Going beyond religious topics, what Mind Temple seeks is spiritual beauty and eternal truth that command universal values. Bill Viola’s Return shows the artist’s imagination of mankind’s ultimate destination. Li Lei’s thrilling work of nearly 3,000 wooden skull sculptures stretch over one side of the museum’s crystal wall silently telling the artist’s annotation: “Whenever I pick up a skull and peer through its hollow eyes, they look like a gate that leads to the infinite Universe.” By resurrecting his mother’s image in memory through repeated paintings, Yan Peiming’s work My Mother not only expresses endless yearning, but also completes a dialogue of souls for the artist. And Halo by Shi Zhiying materializes halos behind Buddha heads seen in China’s Dunhuang frescoes into an artistic installation and extends learning delivered at places of worship to explorations about universal spirit and world order.
When Art Museum Embraces Artificial Intelligence and Biotechnology
At the entrance to Mind Temple stands a large installation of the same name, jointly created by celebrated contemporary calligrapher Wang Dongling and an AI technical team to demonstrate how traditional culture uses modern technology to pursue both inheritance and disruption.
And the exhibition’s second floor is occupied by 398 anthropomorphic robots (known as ‘Wu Kong’), as the project titled The Window to the Soul. The artwork attempts to deconstruct the rivalry between “manual work” and “intelligence” through a mutual gaze between man-made screens and human eyes. Yet, the application of AI is not just seen in the exhibition’s artworks, but more comprehensively immersed into the curatorial plan, as MoCA will specially launch guide robots to provide never-seen-before visitor experiences that are based on practical science.

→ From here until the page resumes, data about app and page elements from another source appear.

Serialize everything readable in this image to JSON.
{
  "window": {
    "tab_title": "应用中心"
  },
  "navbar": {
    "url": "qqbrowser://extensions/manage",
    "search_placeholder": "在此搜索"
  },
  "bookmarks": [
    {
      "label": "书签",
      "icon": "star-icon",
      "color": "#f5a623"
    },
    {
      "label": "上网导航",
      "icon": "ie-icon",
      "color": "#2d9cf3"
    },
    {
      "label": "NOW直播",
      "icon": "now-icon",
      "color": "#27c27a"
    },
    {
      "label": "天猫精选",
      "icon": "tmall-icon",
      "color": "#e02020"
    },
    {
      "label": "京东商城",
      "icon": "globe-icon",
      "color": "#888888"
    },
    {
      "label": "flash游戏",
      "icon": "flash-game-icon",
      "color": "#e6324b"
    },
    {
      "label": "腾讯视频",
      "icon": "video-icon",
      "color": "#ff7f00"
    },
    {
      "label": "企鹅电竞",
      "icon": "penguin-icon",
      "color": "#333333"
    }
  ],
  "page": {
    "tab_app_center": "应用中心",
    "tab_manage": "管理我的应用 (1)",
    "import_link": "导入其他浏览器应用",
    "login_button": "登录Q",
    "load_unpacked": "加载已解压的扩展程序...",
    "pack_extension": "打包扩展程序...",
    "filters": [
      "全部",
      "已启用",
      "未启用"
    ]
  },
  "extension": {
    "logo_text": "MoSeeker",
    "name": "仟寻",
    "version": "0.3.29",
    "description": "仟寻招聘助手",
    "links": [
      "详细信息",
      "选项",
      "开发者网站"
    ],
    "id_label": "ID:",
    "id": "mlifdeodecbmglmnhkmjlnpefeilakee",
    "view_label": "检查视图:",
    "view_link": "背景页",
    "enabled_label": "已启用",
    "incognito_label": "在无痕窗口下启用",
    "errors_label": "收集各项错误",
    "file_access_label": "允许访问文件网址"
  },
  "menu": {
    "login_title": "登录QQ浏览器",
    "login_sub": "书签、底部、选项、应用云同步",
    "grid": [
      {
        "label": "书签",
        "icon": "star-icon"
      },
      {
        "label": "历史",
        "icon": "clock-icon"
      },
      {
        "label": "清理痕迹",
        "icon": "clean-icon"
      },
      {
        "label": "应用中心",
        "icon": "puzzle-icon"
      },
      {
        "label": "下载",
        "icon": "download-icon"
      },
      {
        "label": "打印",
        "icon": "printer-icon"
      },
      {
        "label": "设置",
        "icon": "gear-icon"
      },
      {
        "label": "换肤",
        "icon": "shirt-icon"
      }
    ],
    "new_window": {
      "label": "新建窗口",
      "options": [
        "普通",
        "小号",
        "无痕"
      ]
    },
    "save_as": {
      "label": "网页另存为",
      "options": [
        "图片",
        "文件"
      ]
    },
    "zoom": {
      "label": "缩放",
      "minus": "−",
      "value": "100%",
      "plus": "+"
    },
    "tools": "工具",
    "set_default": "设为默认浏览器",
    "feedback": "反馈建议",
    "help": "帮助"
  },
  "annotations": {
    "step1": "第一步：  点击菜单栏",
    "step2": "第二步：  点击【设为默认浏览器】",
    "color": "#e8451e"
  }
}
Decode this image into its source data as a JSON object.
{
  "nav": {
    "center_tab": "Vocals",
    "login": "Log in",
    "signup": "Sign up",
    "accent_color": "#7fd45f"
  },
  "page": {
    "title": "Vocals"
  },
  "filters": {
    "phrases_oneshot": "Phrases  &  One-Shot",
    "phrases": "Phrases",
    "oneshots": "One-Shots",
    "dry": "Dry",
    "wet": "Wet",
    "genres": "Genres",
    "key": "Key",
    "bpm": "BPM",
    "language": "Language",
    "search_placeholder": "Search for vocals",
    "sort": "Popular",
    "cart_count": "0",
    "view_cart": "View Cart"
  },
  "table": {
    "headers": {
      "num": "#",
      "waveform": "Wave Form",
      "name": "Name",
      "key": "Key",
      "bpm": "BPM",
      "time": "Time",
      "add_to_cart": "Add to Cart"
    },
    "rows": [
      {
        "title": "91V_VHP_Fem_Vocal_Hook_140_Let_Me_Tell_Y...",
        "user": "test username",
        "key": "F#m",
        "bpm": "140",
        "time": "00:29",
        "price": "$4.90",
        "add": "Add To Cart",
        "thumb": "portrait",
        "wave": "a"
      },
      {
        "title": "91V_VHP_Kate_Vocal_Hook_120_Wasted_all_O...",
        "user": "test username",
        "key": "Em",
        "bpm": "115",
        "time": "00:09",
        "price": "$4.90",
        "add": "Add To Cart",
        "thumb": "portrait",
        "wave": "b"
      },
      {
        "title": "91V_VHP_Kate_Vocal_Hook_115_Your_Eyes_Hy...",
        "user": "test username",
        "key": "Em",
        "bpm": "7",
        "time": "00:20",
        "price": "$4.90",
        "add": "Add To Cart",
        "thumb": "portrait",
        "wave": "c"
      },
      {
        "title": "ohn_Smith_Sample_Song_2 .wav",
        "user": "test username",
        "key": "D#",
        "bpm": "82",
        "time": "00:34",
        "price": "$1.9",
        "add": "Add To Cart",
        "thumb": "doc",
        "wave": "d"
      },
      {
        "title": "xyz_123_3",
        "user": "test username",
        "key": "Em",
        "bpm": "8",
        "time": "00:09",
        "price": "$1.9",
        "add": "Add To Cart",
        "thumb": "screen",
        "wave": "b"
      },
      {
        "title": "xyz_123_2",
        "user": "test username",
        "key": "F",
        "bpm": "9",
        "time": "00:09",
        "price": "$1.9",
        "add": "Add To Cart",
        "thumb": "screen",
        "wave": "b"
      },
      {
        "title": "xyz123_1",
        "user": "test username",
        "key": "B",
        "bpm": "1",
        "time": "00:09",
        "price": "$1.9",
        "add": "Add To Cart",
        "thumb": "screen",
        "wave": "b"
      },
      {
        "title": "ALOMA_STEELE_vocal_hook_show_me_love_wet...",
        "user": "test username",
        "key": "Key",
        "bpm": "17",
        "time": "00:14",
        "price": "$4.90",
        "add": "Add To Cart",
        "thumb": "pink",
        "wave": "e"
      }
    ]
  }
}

At the same time, the presence of bioscience and technology has also helped artists explore the ultimate topic of existence. Resorting to multiple contemporary art approaches such as videography and new media interactive installation, a number of projects at Mind Temple discusses issues such as DNA bioengineering, cell reproduction and cosmos movement, while questioning mankind’s current pursuit of “immortality” by technical means. In the exhibition’s preface, curator Miriam Sun touches on the significance of the cross-over exhibition: “By referring to Martin Heidegger’s arguments, we hope to return to the field of ‘aletheia’, or truth, within the realm of covering and uncovering while questioning technology.”
Agatha Haines 阿加莎·海恩斯
Ai Hasegawa 长谷川爱
Bill Viola 比尔·维奥拉
嘉阳乐住 Jiayang Lezhu
井士剑 Jing Shijian
Julijonas Urbonas 尤里乔纳斯·阿伯那斯
蒋志 Jiang Zhi
林嘉澍 Lin Jiashu
李磊 Li Lei
Marina Nuñez 玛丽娜·努涅兹
Oliviero Rainaldi 欧立仁
石至莹 Shi Zhiying
优必选创作团队UBTECH Creative Team
严培明 Yan Peiming
杨青青 Yang Qingqing
231（程俏俏，李元素，许育丰，阳阳） 231(Cheng Qiaoqiao, Element Lee, Hsu Yu-Fong, Sun Sun)